(Dataset rows for apps and sites)

*-*-*

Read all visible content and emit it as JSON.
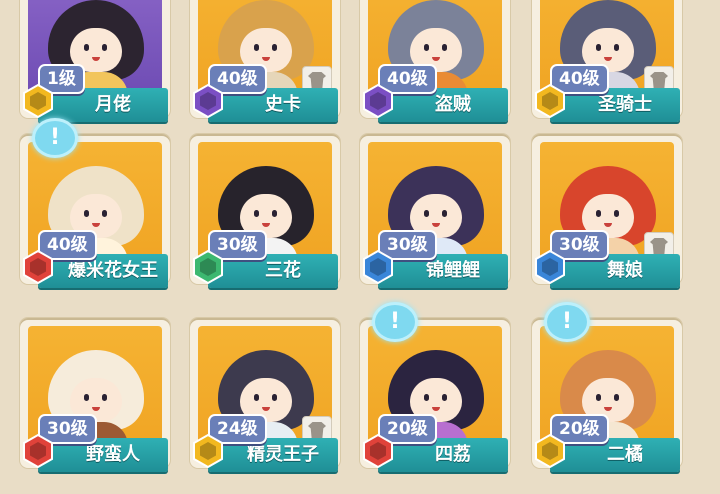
{
  "rows": [
    [
      {
        "name": "月佬",
        "level": "1级",
        "rarity": "gold",
        "hair": "#2c2430",
        "outfit": "#f2c55c",
        "bg": "purple",
        "bubble": false,
        "shirt": false
      },
      {
        "name": "史卡",
        "level": "40级",
        "rarity": "purple",
        "hair": "#d9a24c",
        "outfit": "#e6d6b9",
        "bg": "gold",
        "bubble": false,
        "shirt": true
      },
      {
        "name": "盗贼",
        "level": "40级",
        "rarity": "purple",
        "hair": "#7b8299",
        "outfit": "#e98b35",
        "bg": "gold",
        "bubble": false,
        "shirt": false
      },
      {
        "name": "圣骑士",
        "level": "40级",
        "rarity": "gold",
        "hair": "#5a5d78",
        "outfit": "#d8d7e3",
        "bg": "gold",
        "bubble": false,
        "shirt": true
      }
    ],
    [
      {
        "name": "爆米花女王",
        "level": "40级",
        "rarity": "red",
        "hair": "#efe2c8",
        "outfit": "#fff3dc",
        "bg": "gold",
        "bubble": true,
        "shirt": false
      },
      {
        "name": "三花",
        "level": "30级",
        "rarity": "green",
        "hair": "#27232c",
        "outfit": "#f3f3f3",
        "bg": "gold",
        "bubble": false,
        "shirt": false
      },
      {
        "name": "锦鲤鲤",
        "level": "30级",
        "rarity": "blue",
        "hair": "#3c3259",
        "outfit": "#dfe9f7",
        "bg": "gold",
        "bubble": false,
        "shirt": false
      },
      {
        "name": "舞娘",
        "level": "30级",
        "rarity": "blue",
        "hair": "#d8452c",
        "outfit": "#f4d2a8",
        "bg": "gold",
        "bubble": false,
        "shirt": true
      }
    ],
    [
      {
        "name": "野蛮人",
        "level": "30级",
        "rarity": "red",
        "hair": "#f6ecdb",
        "outfit": "#9c5a34",
        "bg": "gold",
        "bubble": false,
        "shirt": false
      },
      {
        "name": "精灵王子",
        "level": "24级",
        "rarity": "gold",
        "hair": "#3d3a4e",
        "outfit": "#e8eef3",
        "bg": "gold",
        "bubble": false,
        "shirt": true
      },
      {
        "name": "四荔",
        "level": "20级",
        "rarity": "red",
        "hair": "#2b2440",
        "outfit": "#b76fd0",
        "bg": "gold",
        "bubble": true,
        "shirt": false
      },
      {
        "name": "二橘",
        "level": "20级",
        "rarity": "gold",
        "hair": "#d98a4a",
        "outfit": "#f5e7d2",
        "bg": "gold",
        "bubble": true,
        "shirt": false
      }
    ]
  ],
  "colors": {
    "gold": "#f2b81f",
    "purple": "#7b4fc4",
    "red": "#e0423a",
    "green": "#3cb870",
    "blue": "#3a86d9"
  },
  "icons": {
    "bubble": "exclamation-bubble-icon",
    "shirt": "outfit-shirt-icon",
    "rarity": "rarity-hexagon-icon"
  }
}
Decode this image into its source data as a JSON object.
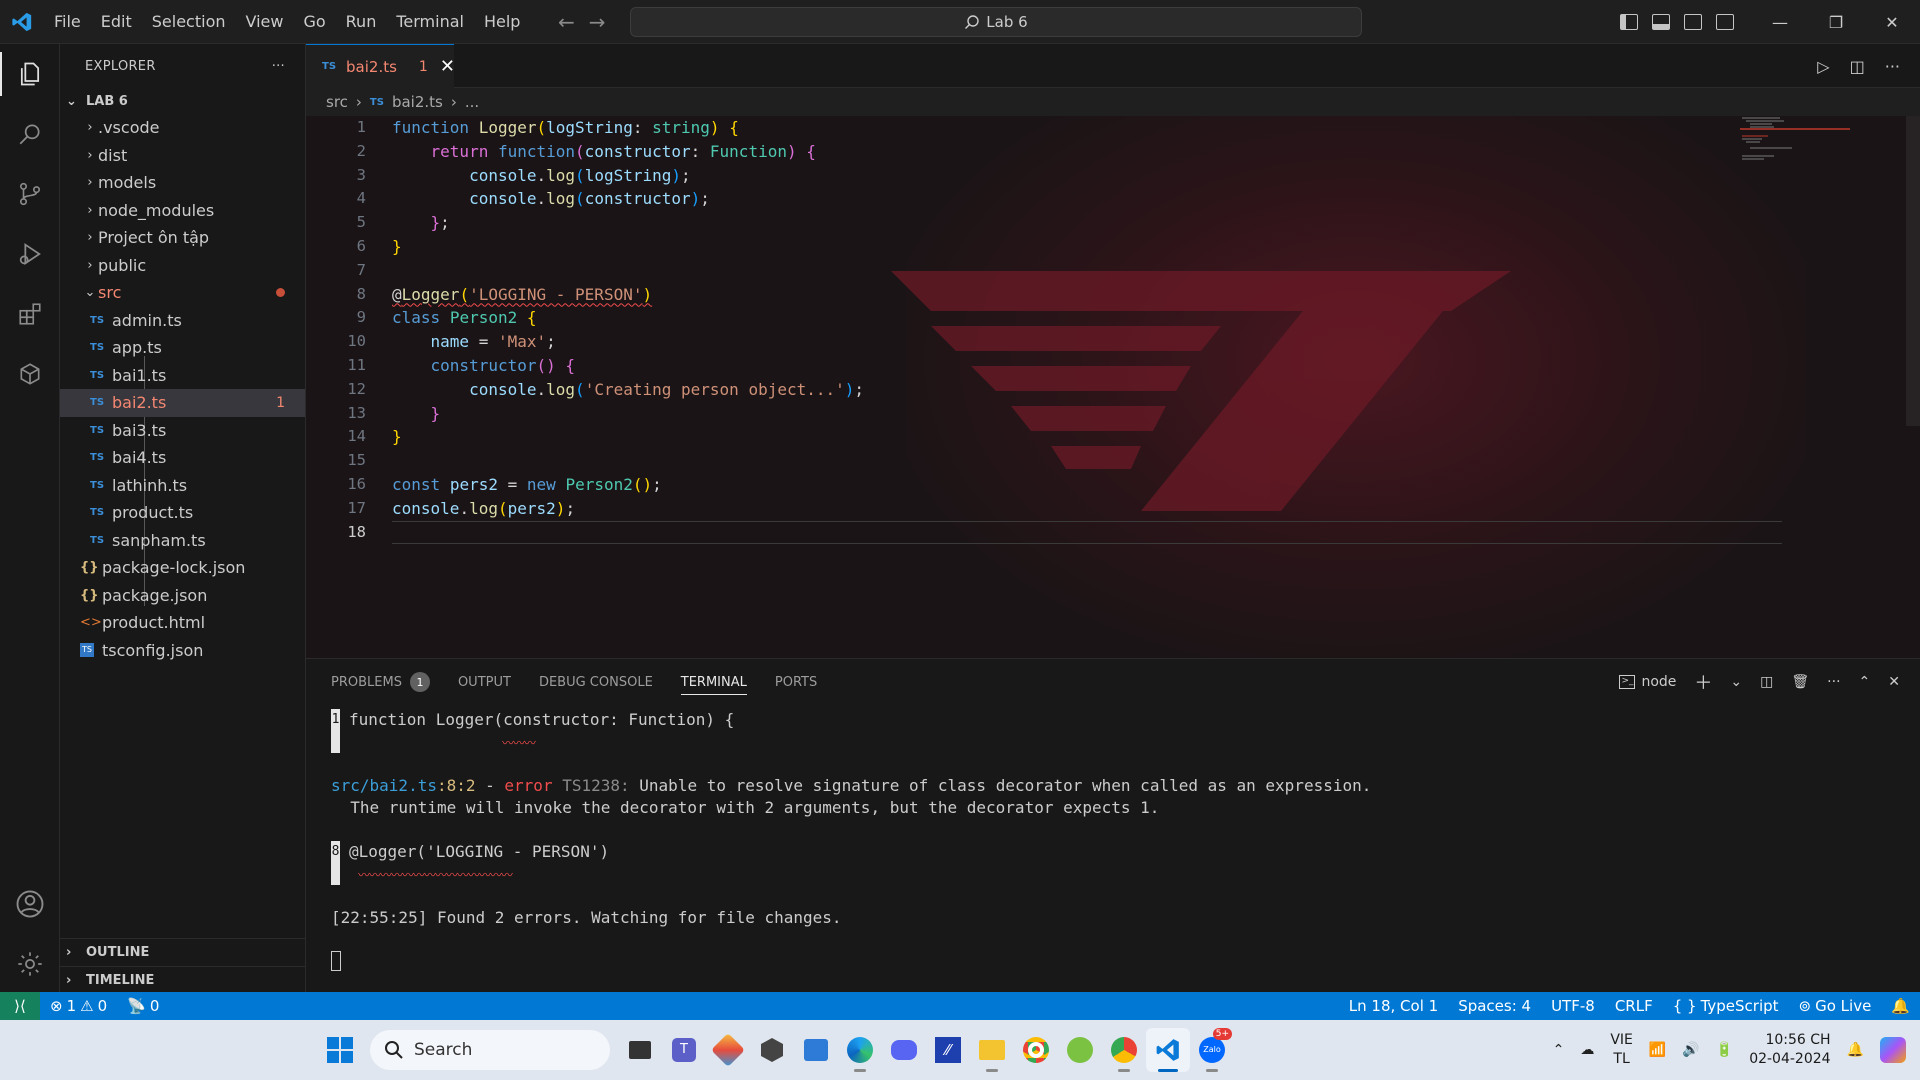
{
  "titlebar": {
    "menu": [
      "File",
      "Edit",
      "Selection",
      "View",
      "Go",
      "Run",
      "Terminal",
      "Help"
    ],
    "search": "Lab 6"
  },
  "explorer": {
    "title": "EXPLORER",
    "folder": "LAB 6",
    "items": [
      {
        "label": ".vscode",
        "type": "folder"
      },
      {
        "label": "dist",
        "type": "folder"
      },
      {
        "label": "models",
        "type": "folder"
      },
      {
        "label": "node_modules",
        "type": "folder"
      },
      {
        "label": "Project ôn tập",
        "type": "folder"
      },
      {
        "label": "public",
        "type": "folder"
      },
      {
        "label": "src",
        "type": "folder-open"
      },
      {
        "label": "admin.ts",
        "type": "ts"
      },
      {
        "label": "app.ts",
        "type": "ts"
      },
      {
        "label": "bai1.ts",
        "type": "ts"
      },
      {
        "label": "bai2.ts",
        "type": "ts",
        "badge": "1"
      },
      {
        "label": "bai3.ts",
        "type": "ts"
      },
      {
        "label": "bai4.ts",
        "type": "ts"
      },
      {
        "label": "lathinh.ts",
        "type": "ts"
      },
      {
        "label": "product.ts",
        "type": "ts"
      },
      {
        "label": "sanpham.ts",
        "type": "ts"
      },
      {
        "label": "package-lock.json",
        "type": "json"
      },
      {
        "label": "package.json",
        "type": "json"
      },
      {
        "label": "product.html",
        "type": "html"
      },
      {
        "label": "tsconfig.json",
        "type": "tsconfig"
      }
    ],
    "outline": "OUTLINE",
    "timeline": "TIMELINE"
  },
  "tab": {
    "label": "bai2.ts",
    "problems": "1",
    "icon": "TS"
  },
  "breadcrumb": {
    "folder": "src",
    "file": "bai2.ts",
    "more": "..."
  },
  "editor": {
    "lines": [
      "1",
      "2",
      "3",
      "4",
      "5",
      "6",
      "7",
      "8",
      "9",
      "10",
      "11",
      "12",
      "13",
      "14",
      "15",
      "16",
      "17",
      "18"
    ],
    "current_line": "18"
  },
  "panel": {
    "tabs": [
      "PROBLEMS",
      "OUTPUT",
      "DEBUG CONSOLE",
      "TERMINAL",
      "PORTS"
    ],
    "problems_count": "1",
    "active": "TERMINAL",
    "shell": "node",
    "terminal": {
      "l1_num": "1",
      "l1_code": "function Logger(constructor: Function) {",
      "err_path": "src/bai2.ts",
      "err_loc": ":8:2",
      "err_sep": " - ",
      "err_word": "error",
      "err_code": " TS1238:",
      "err_msg": " Unable to resolve signature of class decorator when called as an expression.",
      "err_msg2": "  The runtime will invoke the decorator with 2 arguments, but the decorator expects 1.",
      "l8_num": "8",
      "l8_code": "@Logger('LOGGING - PERSON')",
      "found_time": "[22:55:25]",
      "found_msg": " Found 2 errors. Watching for file changes."
    }
  },
  "statusbar": {
    "errors": "1",
    "warnings": "0",
    "ports": "0",
    "position": "Ln 18, Col 1",
    "spaces": "Spaces: 4",
    "encoding": "UTF-8",
    "eol": "CRLF",
    "language": "TypeScript",
    "golive": "Go Live"
  },
  "taskbar": {
    "search": "Search",
    "lang": "VIE",
    "lang2": "TL",
    "time": "10:56 CH",
    "date": "02-04-2024",
    "zalo_badge": "5+"
  },
  "colors": {
    "accent": "#0078d4",
    "statusbar": "#0078d4",
    "error": "#f14c4c"
  }
}
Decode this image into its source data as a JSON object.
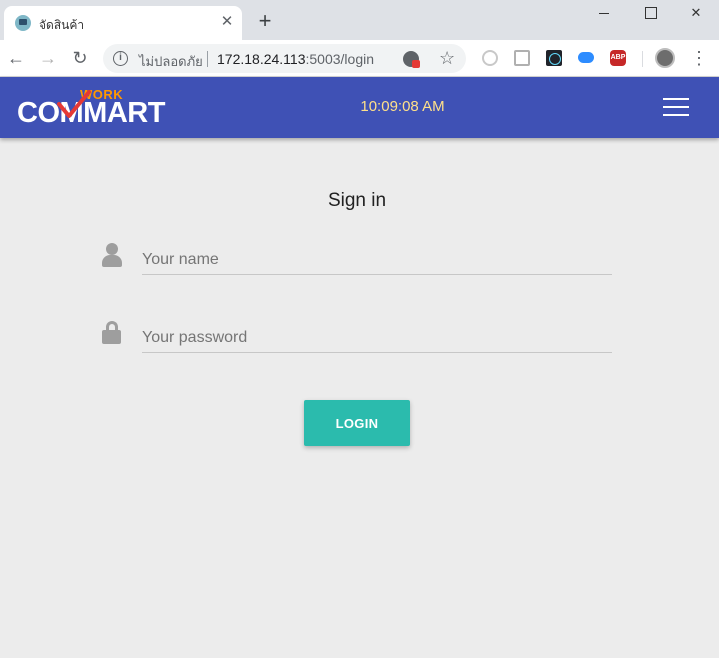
{
  "browser": {
    "tab_title": "จัดสินค้า",
    "tab_close": "✕",
    "new_tab": "+",
    "address": {
      "security_label": "ไม่ปลอดภัย",
      "host": "172.18.24.113",
      "path": ":5003/login"
    },
    "icons": {
      "back": "back-arrow-icon",
      "forward": "forward-arrow-icon",
      "reload": "reload-icon",
      "info": "info-icon",
      "bookmark": "star-icon",
      "menu": "more-vert-icon"
    },
    "extensions": [
      "ext-circle-icon",
      "ext-trello-icon",
      "react-devtools-icon",
      "cloud-icon",
      "adblock-plus-icon"
    ],
    "adblock_label": "ABP"
  },
  "header": {
    "logo_work": "WORK",
    "logo_main": "COMMART",
    "clock": "10:09:08 AM",
    "accent": "#3f51b5",
    "clock_color": "#ffe08a"
  },
  "login": {
    "title": "Sign in",
    "name_placeholder": "Your name",
    "name_value": "",
    "password_placeholder": "Your password",
    "password_value": "",
    "button_label": "LOGIN",
    "button_color": "#2bbbad"
  }
}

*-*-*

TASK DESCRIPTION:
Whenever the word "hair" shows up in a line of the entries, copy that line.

RESULT OF THE EXERCISE:
        "hair": "#2c2430",
        "hair": "#d9a24c",
        "hair": "#7b8299",
        "hair": "#5a5d78",
        "hair": "#efe2c8",
        "hair": "#27232c",
        "hair": "#3c3259",
        "hair": "#d8452c",
        "hair": "#f6ecdb",
        "hair": "#3d3a4e",
        "hair": "#2b2440",
        "hair": "#d98a4a",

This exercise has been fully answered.